▸ **Source data**:

####################

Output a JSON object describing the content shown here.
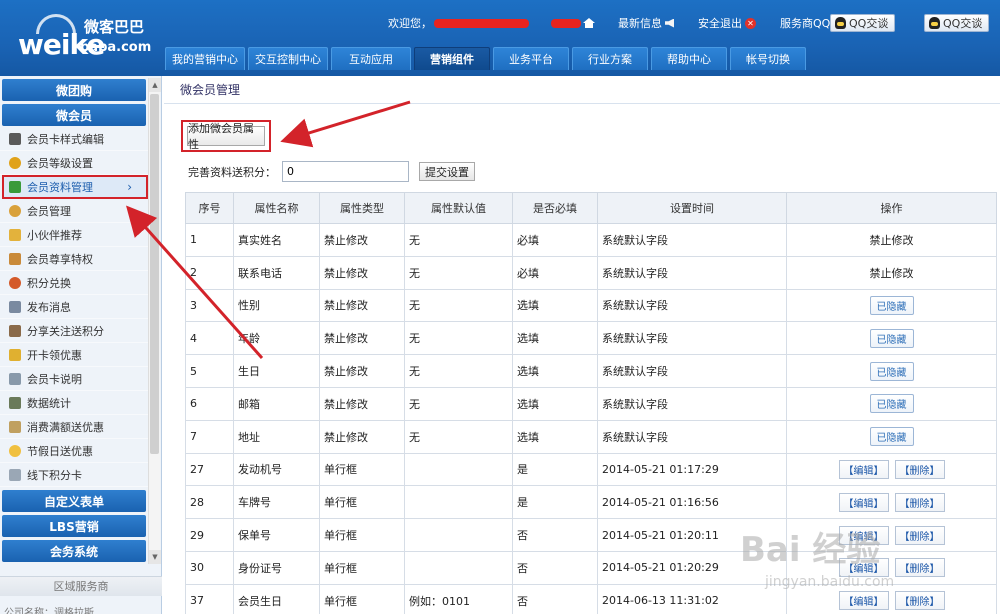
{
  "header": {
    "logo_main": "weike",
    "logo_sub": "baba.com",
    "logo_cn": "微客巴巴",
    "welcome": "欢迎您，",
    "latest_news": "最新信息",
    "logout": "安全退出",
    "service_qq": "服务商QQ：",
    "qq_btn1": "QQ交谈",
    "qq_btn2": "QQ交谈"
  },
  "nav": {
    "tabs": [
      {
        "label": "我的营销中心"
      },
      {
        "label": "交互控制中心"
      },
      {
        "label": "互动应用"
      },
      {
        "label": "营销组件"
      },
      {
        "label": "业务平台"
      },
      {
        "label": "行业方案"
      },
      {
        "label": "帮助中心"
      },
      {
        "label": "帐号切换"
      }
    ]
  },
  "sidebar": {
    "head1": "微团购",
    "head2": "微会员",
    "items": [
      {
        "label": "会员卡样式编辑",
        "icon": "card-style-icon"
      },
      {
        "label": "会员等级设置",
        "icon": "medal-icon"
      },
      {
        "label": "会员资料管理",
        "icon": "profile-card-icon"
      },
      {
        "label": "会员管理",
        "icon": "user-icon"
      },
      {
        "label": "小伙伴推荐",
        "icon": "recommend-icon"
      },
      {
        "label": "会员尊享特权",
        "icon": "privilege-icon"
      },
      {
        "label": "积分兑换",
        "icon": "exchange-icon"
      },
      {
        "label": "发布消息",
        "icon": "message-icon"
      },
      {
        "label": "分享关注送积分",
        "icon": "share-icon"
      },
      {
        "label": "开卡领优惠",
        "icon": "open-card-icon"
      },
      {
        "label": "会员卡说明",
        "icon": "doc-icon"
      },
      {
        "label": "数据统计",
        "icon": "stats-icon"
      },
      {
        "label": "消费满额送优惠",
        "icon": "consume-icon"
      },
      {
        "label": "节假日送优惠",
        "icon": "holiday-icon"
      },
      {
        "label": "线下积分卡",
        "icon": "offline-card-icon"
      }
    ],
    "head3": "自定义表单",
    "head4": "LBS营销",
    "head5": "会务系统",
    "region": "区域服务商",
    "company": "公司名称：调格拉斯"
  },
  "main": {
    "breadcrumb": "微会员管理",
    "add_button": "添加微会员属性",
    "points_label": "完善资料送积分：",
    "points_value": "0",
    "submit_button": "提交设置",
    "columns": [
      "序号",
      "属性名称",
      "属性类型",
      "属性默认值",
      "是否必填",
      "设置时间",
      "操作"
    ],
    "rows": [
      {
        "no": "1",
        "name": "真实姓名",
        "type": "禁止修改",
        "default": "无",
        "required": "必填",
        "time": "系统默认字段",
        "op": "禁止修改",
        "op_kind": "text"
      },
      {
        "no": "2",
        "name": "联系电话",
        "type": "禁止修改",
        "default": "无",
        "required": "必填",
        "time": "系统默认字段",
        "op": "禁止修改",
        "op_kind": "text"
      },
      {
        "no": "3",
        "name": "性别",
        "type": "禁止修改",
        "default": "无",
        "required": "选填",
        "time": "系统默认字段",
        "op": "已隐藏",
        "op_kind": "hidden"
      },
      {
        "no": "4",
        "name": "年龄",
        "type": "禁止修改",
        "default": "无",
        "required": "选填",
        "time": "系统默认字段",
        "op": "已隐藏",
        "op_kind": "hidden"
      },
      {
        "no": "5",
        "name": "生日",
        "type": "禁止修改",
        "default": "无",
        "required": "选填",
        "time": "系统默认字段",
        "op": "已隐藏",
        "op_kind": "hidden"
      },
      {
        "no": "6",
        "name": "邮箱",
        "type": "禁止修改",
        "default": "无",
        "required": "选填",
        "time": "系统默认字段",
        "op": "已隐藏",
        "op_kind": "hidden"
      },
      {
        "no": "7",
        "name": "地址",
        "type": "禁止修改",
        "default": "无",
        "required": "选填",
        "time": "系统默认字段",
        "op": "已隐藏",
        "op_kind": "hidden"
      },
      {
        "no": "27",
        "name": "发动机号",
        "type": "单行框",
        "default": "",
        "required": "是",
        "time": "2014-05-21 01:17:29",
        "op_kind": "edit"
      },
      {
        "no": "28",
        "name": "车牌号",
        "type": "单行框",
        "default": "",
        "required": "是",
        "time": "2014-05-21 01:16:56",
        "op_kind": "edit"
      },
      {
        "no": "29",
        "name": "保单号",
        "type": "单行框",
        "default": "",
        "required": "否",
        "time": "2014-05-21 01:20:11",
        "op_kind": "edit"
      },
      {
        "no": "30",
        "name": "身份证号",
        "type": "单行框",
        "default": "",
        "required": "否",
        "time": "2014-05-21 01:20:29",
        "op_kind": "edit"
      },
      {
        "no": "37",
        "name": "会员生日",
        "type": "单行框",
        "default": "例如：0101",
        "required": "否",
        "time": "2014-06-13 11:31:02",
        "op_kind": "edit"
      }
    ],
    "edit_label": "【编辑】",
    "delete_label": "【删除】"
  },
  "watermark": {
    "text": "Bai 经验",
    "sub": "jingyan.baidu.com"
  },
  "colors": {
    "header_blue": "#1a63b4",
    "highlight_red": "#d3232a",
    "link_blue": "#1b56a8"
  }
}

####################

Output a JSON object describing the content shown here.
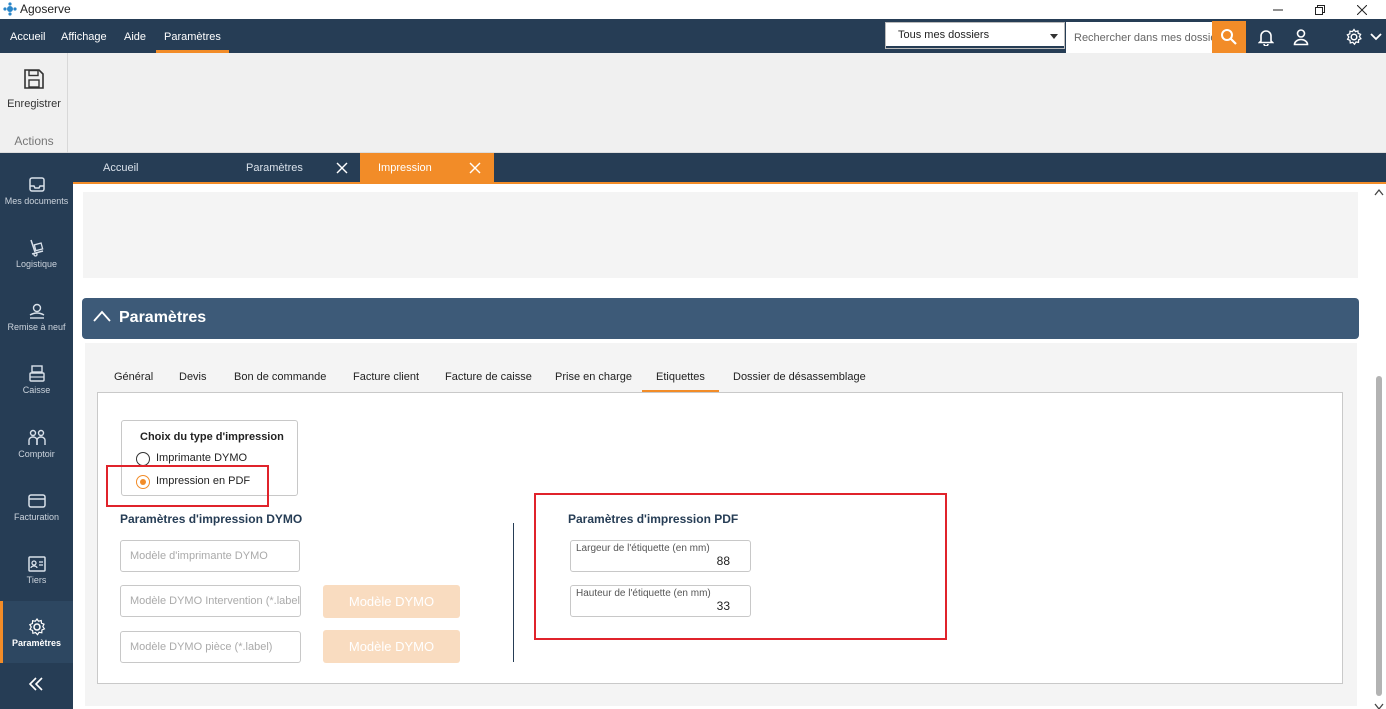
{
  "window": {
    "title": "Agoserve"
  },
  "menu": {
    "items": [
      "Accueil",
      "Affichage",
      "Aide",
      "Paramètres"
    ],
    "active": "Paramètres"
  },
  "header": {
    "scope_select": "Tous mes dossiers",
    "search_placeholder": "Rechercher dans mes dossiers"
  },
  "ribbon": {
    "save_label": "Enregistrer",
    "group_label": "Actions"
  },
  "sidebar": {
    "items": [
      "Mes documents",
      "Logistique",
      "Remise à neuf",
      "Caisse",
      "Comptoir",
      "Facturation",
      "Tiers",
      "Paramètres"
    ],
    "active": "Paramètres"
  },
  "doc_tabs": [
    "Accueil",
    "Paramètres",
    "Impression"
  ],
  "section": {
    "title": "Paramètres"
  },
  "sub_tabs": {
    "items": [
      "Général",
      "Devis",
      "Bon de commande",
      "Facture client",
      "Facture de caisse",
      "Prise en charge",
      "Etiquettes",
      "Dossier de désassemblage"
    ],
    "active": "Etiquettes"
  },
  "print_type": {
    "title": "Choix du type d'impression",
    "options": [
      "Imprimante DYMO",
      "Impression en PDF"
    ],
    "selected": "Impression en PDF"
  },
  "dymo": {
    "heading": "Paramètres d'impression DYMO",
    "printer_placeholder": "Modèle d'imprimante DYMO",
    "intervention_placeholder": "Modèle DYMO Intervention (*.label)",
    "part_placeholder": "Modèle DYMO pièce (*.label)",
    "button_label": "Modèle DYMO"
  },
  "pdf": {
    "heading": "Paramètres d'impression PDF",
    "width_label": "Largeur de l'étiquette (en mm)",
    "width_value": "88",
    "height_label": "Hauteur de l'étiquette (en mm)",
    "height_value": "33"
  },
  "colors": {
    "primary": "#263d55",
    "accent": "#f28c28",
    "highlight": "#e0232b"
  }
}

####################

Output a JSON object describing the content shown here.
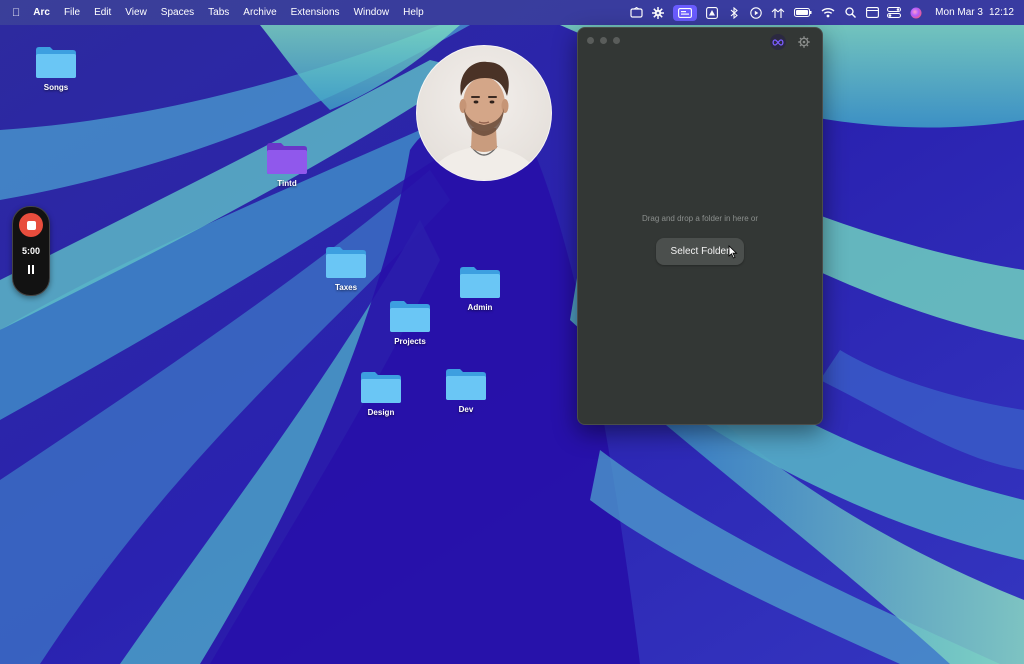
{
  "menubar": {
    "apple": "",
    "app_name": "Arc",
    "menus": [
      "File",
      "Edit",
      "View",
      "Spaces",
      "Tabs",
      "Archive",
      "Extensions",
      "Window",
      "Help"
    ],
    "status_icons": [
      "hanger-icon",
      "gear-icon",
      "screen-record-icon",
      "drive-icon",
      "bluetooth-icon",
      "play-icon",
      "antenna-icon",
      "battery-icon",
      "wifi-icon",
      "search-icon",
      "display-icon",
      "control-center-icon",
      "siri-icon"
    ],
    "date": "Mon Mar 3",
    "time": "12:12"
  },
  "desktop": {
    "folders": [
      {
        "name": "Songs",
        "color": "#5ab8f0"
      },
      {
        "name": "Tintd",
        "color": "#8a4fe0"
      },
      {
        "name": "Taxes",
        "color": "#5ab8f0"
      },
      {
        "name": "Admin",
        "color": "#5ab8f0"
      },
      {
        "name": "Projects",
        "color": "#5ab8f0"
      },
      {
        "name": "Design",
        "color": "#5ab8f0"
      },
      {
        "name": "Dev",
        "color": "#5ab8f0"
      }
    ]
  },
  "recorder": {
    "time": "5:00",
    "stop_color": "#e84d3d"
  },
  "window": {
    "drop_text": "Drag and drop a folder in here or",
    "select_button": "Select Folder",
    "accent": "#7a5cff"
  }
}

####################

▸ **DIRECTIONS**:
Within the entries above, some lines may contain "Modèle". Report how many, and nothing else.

▸ **RESPONSE**:
4